- Plan an exit strategy. This is where we messed up a little bit. We did not consider how to end the conversation. We definitely hit the point of sitting awkwardly and staring at each other around the dinner table. In an odd twist of events, we were forced from the awkwardness when a very large bear appeared in our back yard! Not in the plan, but surprisingly helpful in transitioning out of “the talk.” We then sat down and watched a family movie together to demonstrate that although my husband and I would no longer be married, we could still operate as a family. Since bears can’t be planned, think about how you would like to move on from the conversation. Is a family activity appropriate in your situation to reinforce that you can still be together? Or, if you think emotions are running to high, consider asking what the kids would like to do next, or if they need help reaching out to friends for support. Respect your teenager’s need for space if they express it and be with them if that is what they need. Remember, it is not about what you want at that point, and even if they thought this may be coming, there is a little level of shock to these conversations.

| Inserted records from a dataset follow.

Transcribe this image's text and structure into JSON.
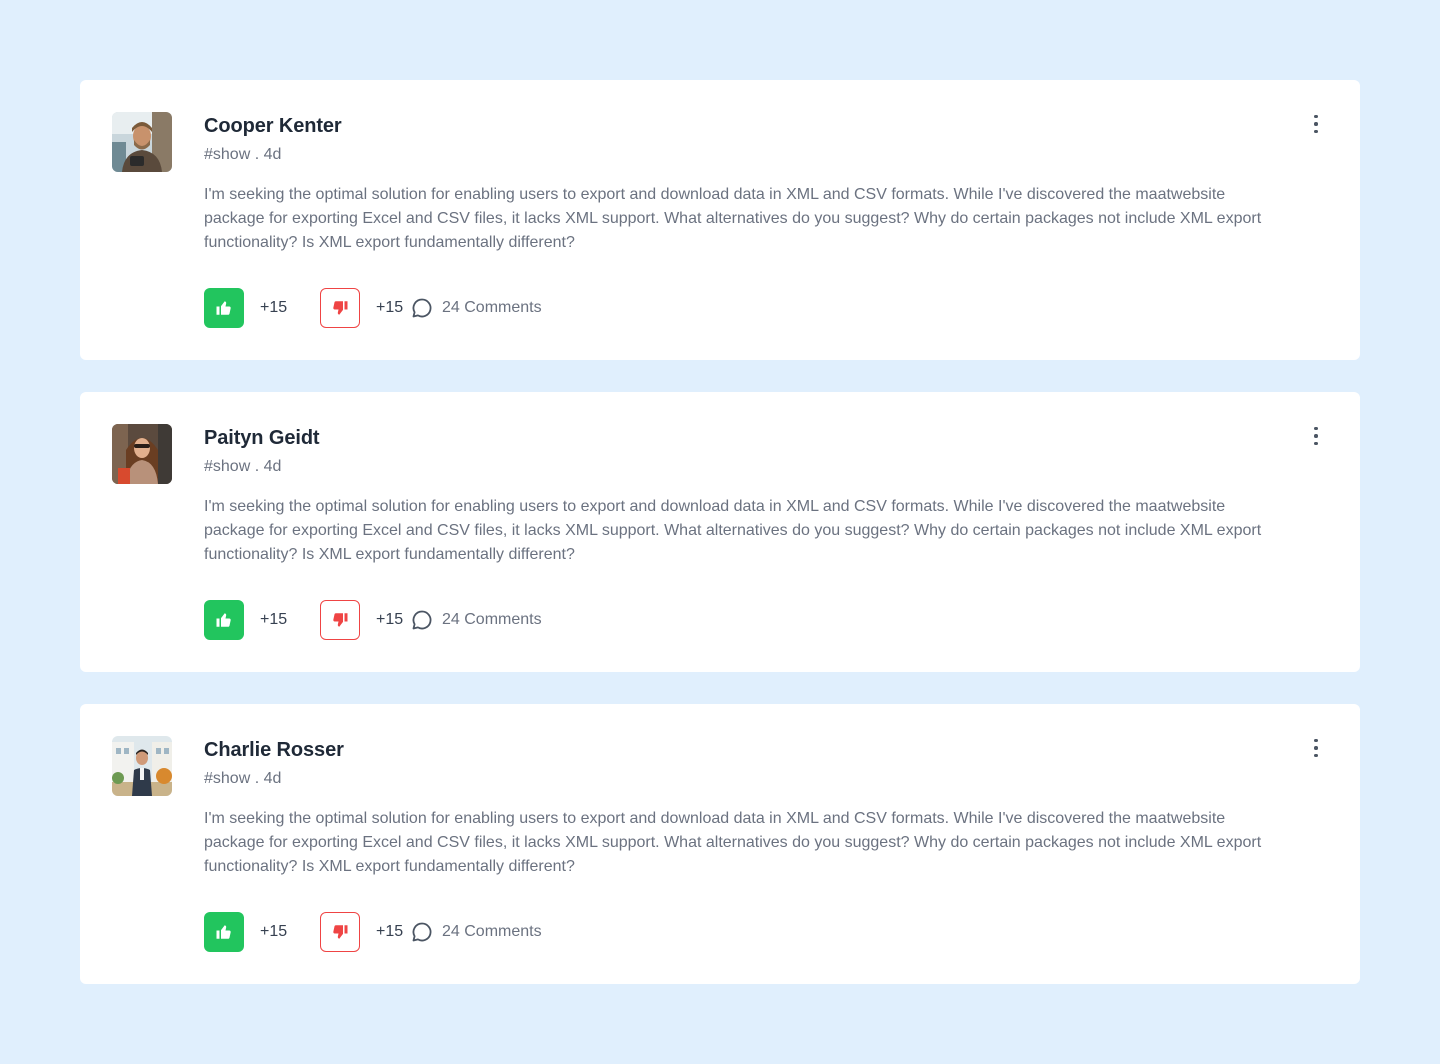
{
  "colors": {
    "background": "#e0effd",
    "like": "#22c55e",
    "dislike": "#ef4444"
  },
  "posts": [
    {
      "author": "Cooper Kenter",
      "meta": "#show . 4d",
      "body": "I'm seeking the optimal solution for enabling users to export and download data in XML and CSV formats. While I've discovered the maatwebsite package for exporting Excel and CSV files, it lacks XML support. What alternatives do you suggest? Why do certain packages not include XML export functionality? Is XML export fundamentally different?",
      "likes": "+15",
      "dislikes": "+15",
      "comments": "24 Comments"
    },
    {
      "author": "Paityn Geidt",
      "meta": "#show . 4d",
      "body": "I'm seeking the optimal solution for enabling users to export and download data in XML and CSV formats. While I've discovered the maatwebsite package for exporting Excel and CSV files, it lacks XML support. What alternatives do you suggest? Why do certain packages not include XML export functionality? Is XML export fundamentally different?",
      "likes": "+15",
      "dislikes": "+15",
      "comments": "24 Comments"
    },
    {
      "author": "Charlie Rosser",
      "meta": "#show . 4d",
      "body": "I'm seeking the optimal solution for enabling users to export and download data in XML and CSV formats. While I've discovered the maatwebsite package for exporting Excel and CSV files, it lacks XML support. What alternatives do you suggest? Why do certain packages not include XML export functionality? Is XML export fundamentally different?",
      "likes": "+15",
      "dislikes": "+15",
      "comments": "24 Comments"
    }
  ]
}
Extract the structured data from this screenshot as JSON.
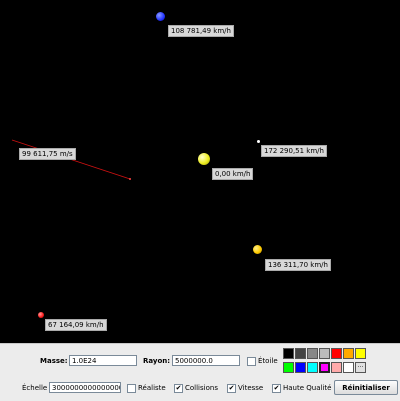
{
  "canvas": {
    "bodies": [
      {
        "name": "blue-planet",
        "color": "#2233ff",
        "speed_label": "108 781,49 km/h"
      },
      {
        "name": "white-planet",
        "color": "#ffffff",
        "speed_label": "172 290,51 km/h"
      },
      {
        "name": "sun",
        "color": "#eeee22",
        "speed_label": "0,00 km/h"
      },
      {
        "name": "yellow-planet",
        "color": "#ffcc00",
        "speed_label": "136 311,70 km/h"
      },
      {
        "name": "red-planet",
        "color": "#ff2222",
        "speed_label": "67 164,09 km/h"
      }
    ],
    "drag_vector": {
      "label": "99 611,75 m/s",
      "color": "#cc1111"
    }
  },
  "panel": {
    "mass_label": "Masse:",
    "mass_value": "1.0E24",
    "radius_label": "Rayon:",
    "radius_value": "5000000.0",
    "star_label": "Étoile",
    "scale_label": "Échelle",
    "scale_value": "3000000000000000005",
    "realistic_label": "Réaliste",
    "collisions_label": "Collisions",
    "speed_label": "Vitesse",
    "hq_label": "Haute Qualité",
    "reset_label": "Réinitialiser",
    "more_colors_label": "...",
    "palette": [
      "#000000",
      "#444444",
      "#888888",
      "#bbbbbb",
      "#ff0000",
      "#ffaa00",
      "#ffff00",
      "#00ff00",
      "#0000ff",
      "#00ffff",
      "#ff00ff",
      "#ffaaaa",
      "#ffffff"
    ]
  }
}
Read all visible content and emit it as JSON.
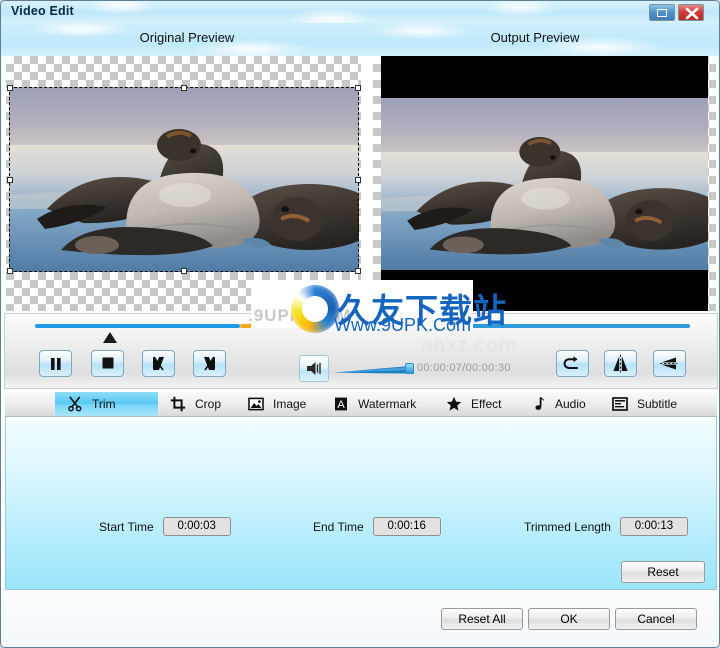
{
  "window": {
    "title": "Video Edit",
    "maximize_label": "Maximize",
    "close_label": "Close"
  },
  "previews": {
    "original_label": "Original Preview",
    "output_label": "Output Preview"
  },
  "player": {
    "timecode": "00:00:07/00:00:30",
    "current_time": "00:00:07",
    "total_time": "00:00:30",
    "pause_label": "Pause",
    "stop_label": "Stop",
    "set_start_label": "Set Start",
    "set_end_label": "Set End",
    "rotate_label": "Rotate",
    "flip_horizontal_label": "Flip Horizontal",
    "flip_vertical_label": "Flip Vertical",
    "volume_label": "Volume"
  },
  "tabs": [
    {
      "label": "Trim",
      "icon": "scissors-icon",
      "active": true
    },
    {
      "label": "Crop",
      "icon": "crop-icon",
      "active": false
    },
    {
      "label": "Image",
      "icon": "image-icon",
      "active": false
    },
    {
      "label": "Watermark",
      "icon": "watermark-icon",
      "active": false
    },
    {
      "label": "Effect",
      "icon": "star-icon",
      "active": false
    },
    {
      "label": "Audio",
      "icon": "music-note-icon",
      "active": false
    },
    {
      "label": "Subtitle",
      "icon": "subtitle-icon",
      "active": false
    }
  ],
  "trim": {
    "start_time_label": "Start Time",
    "start_time_value": "0:00:03",
    "end_time_label": "End Time",
    "end_time_value": "0:00:16",
    "trimmed_length_label": "Trimmed Length",
    "trimmed_length_value": "0:00:13",
    "reset_label": "Reset"
  },
  "footer": {
    "reset_all_label": "Reset All",
    "ok_label": "OK",
    "cancel_label": "Cancel"
  },
  "watermark": {
    "brand_cn": "久友下载站",
    "url": "Www.9UPK.Com",
    "small_url": ".9UPK.COM",
    "ghost": "anxz.com"
  },
  "colors": {
    "titlebar_sky": "#bfe8fa",
    "accent_blue": "#1e9ae6",
    "trim_orange": "#f5a81c",
    "panel_cyan": "#9ce5fa",
    "close_red": "#cc3b33",
    "active_tab": "#57c8f2"
  }
}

- Insist that this is not a one-and-done type of conversation. We were sure to check in with our kids individually in the days and weeks to come to keep our family in a good place. Keep in mind that emotions may be running high in the first talk. Also, remember that initial reactions will soothe in time. While you may have had some time to process your emotions, your kids just received the news. Remember that they need time to wrap their heads around this new situation. Ask your kids how they are feeling, and be prepared to validate all responses. Remember that you can correct facts they may have gotten wrong, but don’t correct emotions. Any and all emotions are valid. Also, be open to feedback from them as to what you can do differently to help ease the transition.
Most importantly, cut everyone, including yourself, some slack. This is hard!
This post was written by Alissa Crossfield. Professionally, I am a licensed Clinical Psychologist who has been in private practice for 14 years. During my doctoral program, I received extensive training in Cognitive Behavior Therapy (CBT). After completing my Ph.D., I sought further training in Dialectical Behavior Therapy (DBT) and was among the first to achieve Board Certification in DBT by the DBT-Linehan Board. While I love my work as a psychologist, my most loved role in life is mom of two. I am enjoying the roller coaster ride of parenting two teenagers, a son and daughter. Though I try hard to step out of my role as psychologist when I am with family and friends, it is likely my family are the most common guinea pigs for applying my CBT and DBT skills. They are also a great source of information for how I can improve!
Divorce can be hard on any child, but particularly hard on tweens and teens facing so many challenges mentally, physically, and socially. Here are some recommended resources to help.
The Big D; Divorce Thru the Eyes of a Teen Student WorkbookMend: A Story of Divorce (Zuiker Teen Topics)The Divorce Workbook for Teens: Activities to Help You Move Beyond the BreakupNow What Do I Do?: A Guide to Help Teenagers with Their Parents’ Separation or DivorceThe Divorce ExpressEverything a Band-Aid Can’t Fix: A Teen’s Guide to Healing and Dealing with LifeSurviving: Helping Teens Find Peace on the Roller Coaster Ride of DivorceKeeping Your Life Together When Your Parents Pull Apart: A Teen’s Guide to Surviving Divorce